If there is a difference between the party of 2000 and the party of 2012, it is merely a matter of degree. The GOP now has more contempt for facts than it did a decade ago. Those non existent weapons of mass destruction have not caused a rethink. Truth be told, Paul Krugman writes, Mr. Ryan tells bigger whoppers than George W. did:
For Mr. Ryan, as you may recall, has positioned himself as an icon of truth-telling and fiscal responsibility, while offering policy proposals that are neither honest nor responsible. He calls for huge tax cuts, while proposing specific spending cuts that, while inflicting immense hardship on our most vulnerable citizens, would fall far short of making up for the revenue loss. His claims to reduce the deficit therefore rely on assertions that he would make up for the lost revenue by closing loopholes that he refuses to specify, and achieve further huge spending cuts in ways that he also refuses to specify.
At least Ryan is consistent. Romney, however, doesn’t know the meaning of the word. Dan Gardiner writes that Romney has campaigned :
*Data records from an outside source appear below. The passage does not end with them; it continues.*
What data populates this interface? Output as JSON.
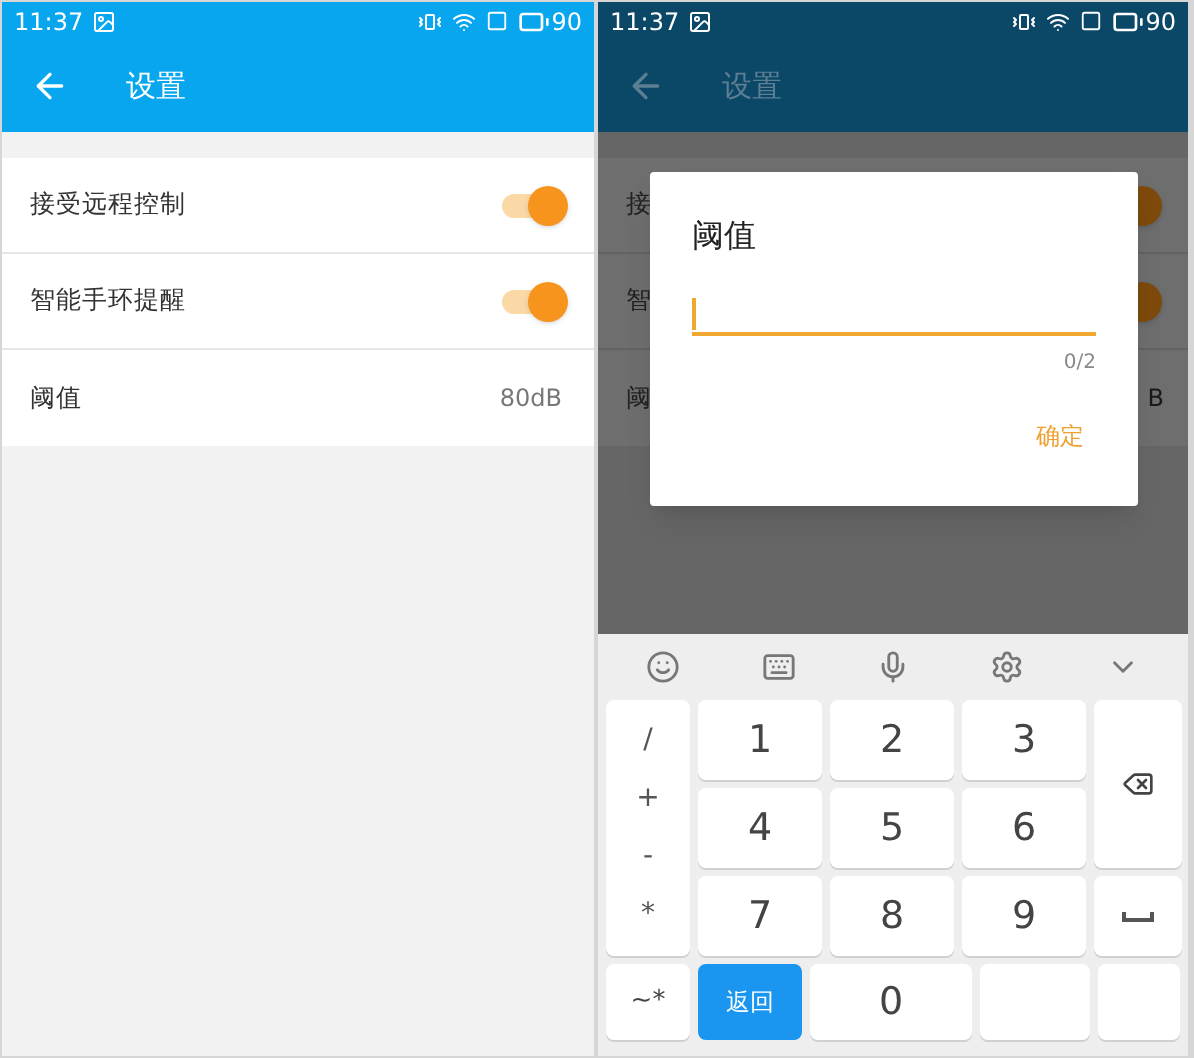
{
  "left": {
    "status_bar": {
      "time": "11:37",
      "battery": "90"
    },
    "app_bar": {
      "title": "设置"
    },
    "settings": [
      {
        "kind": "toggle",
        "label": "接受远程控制",
        "on": true
      },
      {
        "kind": "toggle",
        "label": "智能手环提醒",
        "on": true
      },
      {
        "kind": "value",
        "label": "阈值",
        "value": "80dB"
      }
    ]
  },
  "right": {
    "status_bar": {
      "time": "11:37",
      "battery": "90"
    },
    "app_bar": {
      "title": "设置"
    },
    "settings": [
      {
        "kind": "toggle",
        "label": "接",
        "on": true
      },
      {
        "kind": "toggle",
        "label": "智",
        "on": true
      },
      {
        "kind": "value",
        "label": "阈",
        "value": "B"
      }
    ],
    "dialog": {
      "title": "阈值",
      "input": {
        "counter": "0/2",
        "focused": true
      },
      "buttons": [
        "确定"
      ]
    },
    "keyboard": {
      "side_keys": [
        "/",
        "+",
        "-",
        "*"
      ],
      "digits": [
        "1",
        "2",
        "3",
        "4",
        "5",
        "6",
        "7",
        "8",
        "9"
      ],
      "symbol_key": "~*",
      "back_key": "返回",
      "zero_key": "0"
    }
  }
}
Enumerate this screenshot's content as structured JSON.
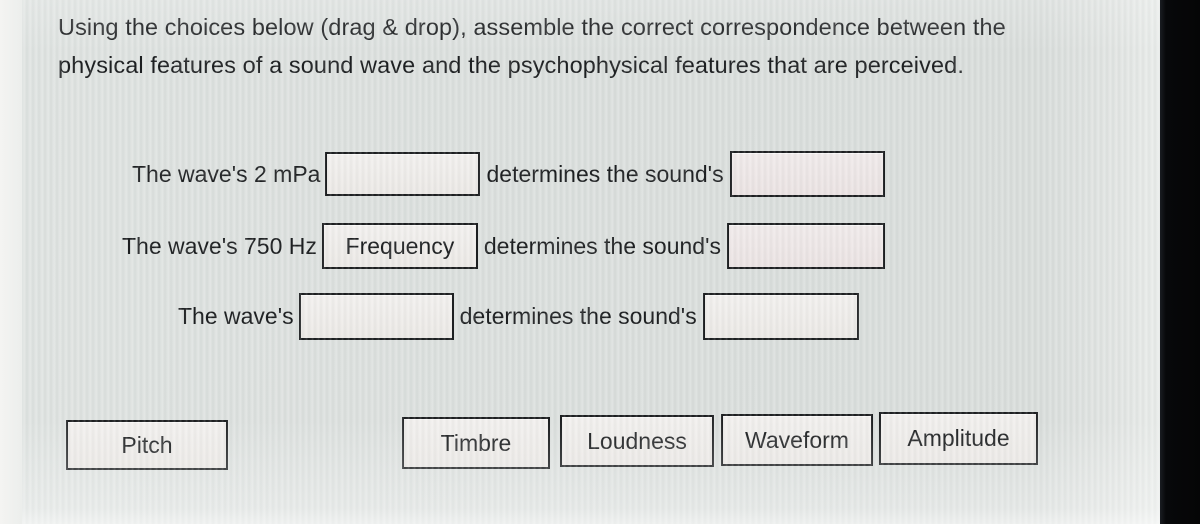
{
  "question": {
    "instructions": "Using the choices below (drag & drop), assemble the correct correspondence between the physical features of a sound wave and the psychophysical features that are perceived.",
    "connector_text": "determines the sound's",
    "subject_prefix": "The wave's",
    "rows": [
      {
        "prefix": "The wave's 2 mPa",
        "answer_physical": "",
        "connector": "determines the sound's",
        "answer_perceptual": ""
      },
      {
        "prefix": "The wave's 750 Hz",
        "answer_physical": "Frequency",
        "connector": "determines the sound's",
        "answer_perceptual": ""
      },
      {
        "prefix": "The wave's",
        "answer_physical": "",
        "connector": "determines the sound's",
        "answer_perceptual": ""
      }
    ]
  },
  "choices": [
    {
      "label": "Pitch"
    },
    {
      "label": "Timbre"
    },
    {
      "label": "Loudness"
    },
    {
      "label": "Waveform"
    },
    {
      "label": "Amplitude"
    }
  ],
  "colors": {
    "background": "#dde1df",
    "text": "#16181a",
    "box_border": "#16181a",
    "box_fill": "#f0ede a",
    "bezel": "#050506"
  }
}
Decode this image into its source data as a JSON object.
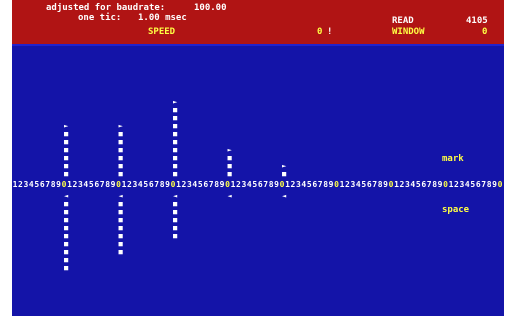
{
  "header": {
    "baud_label": "adjusted for baudrate:",
    "baud_value": "100.00",
    "tic_label": "one tic:",
    "tic_value": "1.00 msec",
    "speed_label": "SPEED",
    "speed_value": "0",
    "speed_marker": "!",
    "read_label": "READ",
    "read_value": "4105",
    "window_label": "WINDOW",
    "window_value": "0"
  },
  "graph": {
    "mark_label": "mark",
    "space_label": "space",
    "timeline_digits": "123456789012345678901234567890123456789012345678901234567890123456789012345678901234567890",
    "mark_glyph": "■",
    "space_glyph": "◄",
    "peak_mark_glyph": "►",
    "bars": [
      {
        "tic": 10,
        "mark": 7,
        "space": 10
      },
      {
        "tic": 20,
        "mark": 7,
        "space": 8
      },
      {
        "tic": 30,
        "mark": 10,
        "space": 6
      },
      {
        "tic": 40,
        "mark": 4,
        "space": 1
      },
      {
        "tic": 50,
        "mark": 2,
        "space": 1
      }
    ]
  }
}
as a moderate, a pragmatist, even a liberal. He has campaigned as conservative one long shot of Ted Nugent’s bow to the right of Ronald Reagan. He has been pro-choice, pro-life, pro-whatever the hell the polls say he needs to be to win. His greatest accomplishment as governor of Massachusetts was the implementation of a policy that ensured health care for everyone in the state yet he is now campaigning to win the White House by fiercely attacking ObamaCare, which is essentially the same policy implemented by Barack Obama at the federal level.
Watching the Republican convention was like watching that segment in Dumbo where the little fellow with the big ears mistakenly snoots too much whiskey laced water. He hiccups and blows several pink elephants up and around the big top. Clint Eastwood’s speech was the biggest pink elephant of all. As an accomplished actor, he should have remembered what happened to Macbeth after he began talking to empty chairs.
Still, the crowd ate it up. That master of the big top, P.T. Barnum, was right. There really is a sucker born every minute.